However, while Switzerland is able to negotiate free trade accords with other countries independently of the EU, it still has to subscribe to the EU freedom of movement. This has left Switzerland facing what many see as similar problems to the UK; due to high levels of immigration and limited space, many areas are lacking critical infrastructure, such as hospitals, schools and housing. The Swiss actually voted in favour of introducing quotas for all migrants in Switzerland in a referendum in February last year. However, such quotas would violate the terms of the Swiss free movement of people treaty with the EU. It is questionable whether Switzerland will be able to execute the will of its people and whether Britain would have more bargaining power if it found itself in a similar position.

The demographic war

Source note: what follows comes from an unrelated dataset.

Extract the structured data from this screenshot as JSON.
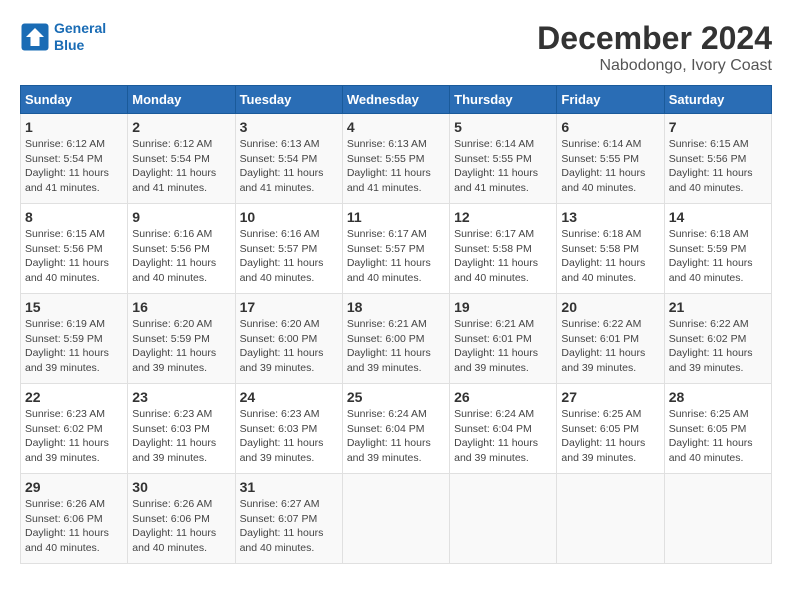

Battle lines will also be drawn between the ‘in’ and ‘out’ campaigns when it comes to demographics. The latest ORB survey indicates that only 31% of 18-24 year-olds favour ‘Brexit’, yet the figure increases twofold in the 65+ age group, soaring to 62%. Therefore, if the ‘in’ campaign manages to coax the youth to the ballots, the result of the referendum should favour the ‘inners’. The importance of this to the ‘in’ campaign can be seen by how hard the Lords are fighting to extend the franchise to 16 year olds for the referendum.

Euro crises

External developments may also sway swing voters one way or the other in the ‘Brexit’ referendum. Currently, the EU is facing pressures on many fronts: the poor handling of the Greek crisis, the sluggish growth rate of its economy, its impotence in the face of the refugee crisis and its inability to contain the immediate terrorist threat, to name but a few. Should the EU find effective solutions to these multi-faceted challenges, the European integration project will regain its credibility and once again appear attractive in the eyes of Britons.

On the other hand, if it fails to deal with these problems, or if they are further exacerbated (for instance, by Greece leaving the Eurozone or by more terrorist attacks in European cities), the EU’s appeal will quickly diminish to the point that ‘Brexit’ becomes inevitable.

Conclusion

In light of the EU’s lacklustre performance in many areas crucial to the well-being of its peoples, ‘Brexit’ has ceased to be a mere political fantasy. While there are many factors to consider when predicting whether Britain will stay in or opt out of the EU, it seems most likely that the ‘status quo bias’ will ultimately decide Britain’s future. This does not mean that all is lost for the ‘Out’ Campaign – if they can consistently overshadow the ‘in’ campaign, or if the EU’s credibility is further undermined by the timing of the referendum, the public may be less opposed to change.